::: Records to process

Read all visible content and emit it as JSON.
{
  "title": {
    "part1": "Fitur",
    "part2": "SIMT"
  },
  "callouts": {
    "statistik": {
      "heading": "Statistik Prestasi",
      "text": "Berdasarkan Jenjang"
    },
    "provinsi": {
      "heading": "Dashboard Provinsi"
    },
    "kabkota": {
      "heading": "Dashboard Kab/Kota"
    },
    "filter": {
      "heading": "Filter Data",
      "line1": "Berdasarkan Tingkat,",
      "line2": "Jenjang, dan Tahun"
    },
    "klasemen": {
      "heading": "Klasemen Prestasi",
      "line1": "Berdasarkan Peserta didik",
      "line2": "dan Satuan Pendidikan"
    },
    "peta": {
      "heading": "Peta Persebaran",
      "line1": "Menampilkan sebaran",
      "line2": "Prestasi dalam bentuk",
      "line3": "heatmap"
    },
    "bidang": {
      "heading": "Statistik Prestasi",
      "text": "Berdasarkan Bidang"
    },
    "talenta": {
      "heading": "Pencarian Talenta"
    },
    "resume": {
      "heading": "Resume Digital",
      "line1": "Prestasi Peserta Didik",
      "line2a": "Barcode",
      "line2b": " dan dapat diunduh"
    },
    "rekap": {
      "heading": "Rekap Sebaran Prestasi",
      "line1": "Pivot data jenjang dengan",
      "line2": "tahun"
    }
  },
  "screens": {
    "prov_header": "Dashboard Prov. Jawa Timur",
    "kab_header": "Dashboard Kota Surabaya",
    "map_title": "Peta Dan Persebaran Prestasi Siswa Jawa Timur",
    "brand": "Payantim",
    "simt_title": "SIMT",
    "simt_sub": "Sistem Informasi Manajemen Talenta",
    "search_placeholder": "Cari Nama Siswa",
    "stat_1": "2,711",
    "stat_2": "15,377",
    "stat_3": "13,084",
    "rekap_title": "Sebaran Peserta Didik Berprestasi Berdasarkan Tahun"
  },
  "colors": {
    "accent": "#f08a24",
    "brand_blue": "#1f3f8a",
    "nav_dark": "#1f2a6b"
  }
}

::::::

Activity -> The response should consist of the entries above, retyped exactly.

Answer area ->
Read all visible content and emit it as JSON.
{
  "title": {
    "part1": "Fitur",
    "part2": "SIMT"
  },
  "callouts": {
    "statistik": {
      "heading": "Statistik Prestasi",
      "text": "Berdasarkan Jenjang"
    },
    "provinsi": {
      "heading": "Dashboard Provinsi"
    },
    "kabkota": {
      "heading": "Dashboard Kab/Kota"
    },
    "filter": {
      "heading": "Filter Data",
      "line1": "Berdasarkan Tingkat,",
      "line2": "Jenjang, dan Tahun"
    },
    "klasemen": {
      "heading": "Klasemen Prestasi",
      "line1": "Berdasarkan Peserta didik",
      "line2": "dan Satuan Pendidikan"
    },
    "peta": {
      "heading": "Peta Persebaran",
      "line1": "Menampilkan sebaran",
      "line2": "Prestasi dalam bentuk",
      "line3": "heatmap"
    },
    "bidang": {
      "heading": "Statistik Prestasi",
      "text": "Berdasarkan Bidang"
    },
    "talenta": {
      "heading": "Pencarian Talenta"
    },
    "resume": {
      "heading": "Resume Digital",
      "line1": "Prestasi Peserta Didik",
      "line2a": "Barcode",
      "line2b": " dan dapat diunduh"
    },
    "rekap": {
      "heading": "Rekap Sebaran Prestasi",
      "line1": "Pivot data jenjang dengan",
      "line2": "tahun"
    }
  },
  "screens": {
    "prov_header": "Dashboard Prov. Jawa Timur",
    "kab_header": "Dashboard Kota Surabaya",
    "map_title": "Peta Dan Persebaran Prestasi Siswa Jawa Timur",
    "brand": "Payantim",
    "simt_title": "SIMT",
    "simt_sub": "Sistem Informasi Manajemen Talenta",
    "search_placeholder": "Cari Nama Siswa",
    "stat_1": "2,711",
    "stat_2": "15,377",
    "stat_3": "13,084",
    "rekap_title": "Sebaran Peserta Didik Berprestasi Berdasarkan Tahun"
  },
  "colors": {
    "accent": "#f08a24",
    "brand_blue": "#1f3f8a",
    "nav_dark": "#1f2a6b"
  }
}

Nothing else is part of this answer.